And so we found with regard to Kayin, who desired to inherit the whole world alone (Bereshis 4); Korach, who desired the priesthood (Bamidbar 16); Bila’am, who desired Balak’s money (Bamidbar 22); Doeg, who was jealous of David (Shmuel I 21–22); Achithophel, who was also jealous of David (Shmuel II 16); Gechazi, who took Naaman’s money (Melachim II 5); Avsalom, who wanted the kingdom (Shmuel II 15); Adoniyah, who also wanted the kingdom (Melachim I 1); Uzziah, who wanted to be the High Priest (Divrei Hayomim II 26); and Haman, who wanted to kill all the Jews (Esther 3:13). All of these were people who placed their eyes on that which was not for them, and consequently not only what they desired was not given to them, but even what they had was taken from them.
Strength, beauty and wisdom are gifts and a blessing when they are G-d given. On the other hand, for one who takes these by force they are the cause of untold anguish and loss.
This, explains the Midrash, was where the tribes of Gad and Reuven fell short. The Sefas Emes (Masei) and Shem Mishmuel (Matos) explain that the fertile farmlands on the eastern banks of the Jordan were actually intended for Reuvan and Gad. Had they waited to receive them from Hashem they would have been fully sanctified, and they would have remained. But after they requested them before the time was ripe, they saw no blessing in their lands.
Winning the Lottery

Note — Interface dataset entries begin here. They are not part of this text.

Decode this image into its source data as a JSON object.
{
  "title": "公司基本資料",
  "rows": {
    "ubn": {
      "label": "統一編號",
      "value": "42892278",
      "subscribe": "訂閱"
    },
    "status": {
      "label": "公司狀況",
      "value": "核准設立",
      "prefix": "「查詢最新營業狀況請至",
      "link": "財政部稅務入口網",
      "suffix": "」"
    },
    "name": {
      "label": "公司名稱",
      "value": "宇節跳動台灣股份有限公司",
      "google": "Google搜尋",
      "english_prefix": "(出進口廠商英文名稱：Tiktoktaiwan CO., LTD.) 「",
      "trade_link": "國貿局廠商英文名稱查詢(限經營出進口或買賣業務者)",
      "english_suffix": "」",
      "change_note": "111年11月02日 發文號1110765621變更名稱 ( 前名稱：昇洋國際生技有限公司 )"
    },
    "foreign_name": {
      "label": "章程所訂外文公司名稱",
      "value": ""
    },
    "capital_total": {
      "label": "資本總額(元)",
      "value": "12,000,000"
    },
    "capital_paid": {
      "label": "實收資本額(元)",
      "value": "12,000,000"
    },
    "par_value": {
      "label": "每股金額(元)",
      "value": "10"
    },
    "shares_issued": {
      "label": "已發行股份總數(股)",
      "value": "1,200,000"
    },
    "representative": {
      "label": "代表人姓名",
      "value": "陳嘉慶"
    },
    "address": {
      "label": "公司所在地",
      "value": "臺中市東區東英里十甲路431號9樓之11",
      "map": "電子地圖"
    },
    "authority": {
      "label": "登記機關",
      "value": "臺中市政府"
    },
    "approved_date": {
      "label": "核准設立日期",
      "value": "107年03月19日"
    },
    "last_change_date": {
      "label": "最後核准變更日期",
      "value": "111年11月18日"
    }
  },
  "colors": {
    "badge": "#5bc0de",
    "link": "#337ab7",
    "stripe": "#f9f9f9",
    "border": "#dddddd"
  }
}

The Minchas Eliezer writes that while in general one is forbidden to give more than one-fifth of his earnings to tzedakah, this rule does not apply to money that came without toil. He proves this point from the laws of a convert’s inheritance: the estate of a convert who dies without leaving heirs is hefker. The Gemara (Eiruvin 64a) advises one who landed such assets to use them for writing a Sefer Torah as a merit to preserve the assets. Rashi explains that property that came to a person effortlessly carries within it an inherent danger of loss. Therefore, one should spend some of the money on objects of a mitzva, as a merit for the rest to remain his own. The Gemara adds to the list of effortless earnings dowries, findings, and even a windfall in business. The Minchas Eliezer writes that it is obvious that one should give more to tzedakah from earnings that came effortlessly as opposed to regular money, in this case even beyond the proscribed one-fifth.
Earning a lottery can certainly be labeled ‘a hastily acquired in heritance’, so one who wants to ward off “the lottery curse” should give a large portion of his winnings to tzedakah so these earnings, too, should be a blessing to him, and they will remain his own.
One is most certainly obligated to make an effort to make a parnassa and enjoy the fruits of his labor while at the same time place his faith in Hashem, Who ‘provided, provides and will provide” him with all his needs. For this reason, one should always make sure his money is earned honestly, never refrain from giving tzedakah and set aside regular times for Torah study. One must never make excessive efforts for his parnassa, act rashly or hastily to try and make more. When we rejoice in our lot and know that we have all that we need for completing our mission in life, we will not be tempted by jealously and greed. When the time is ripe we will receive what is rightly coming to us.
Winning the jackpot sounds tempting, but money gotten easily can be easily lost, more than any other monies. Therefore, as an extra precaution against losing one’s money, it is proper to use this kind of income for a mitzva, spending more than one would with his regular income as a merit for financial preservation.
Lastly, one must never forget that even if the beginning looks hard, never forget the passuk (Iyov 8:7) “And your beginning shall be small, but your end shall increase exceedingly.”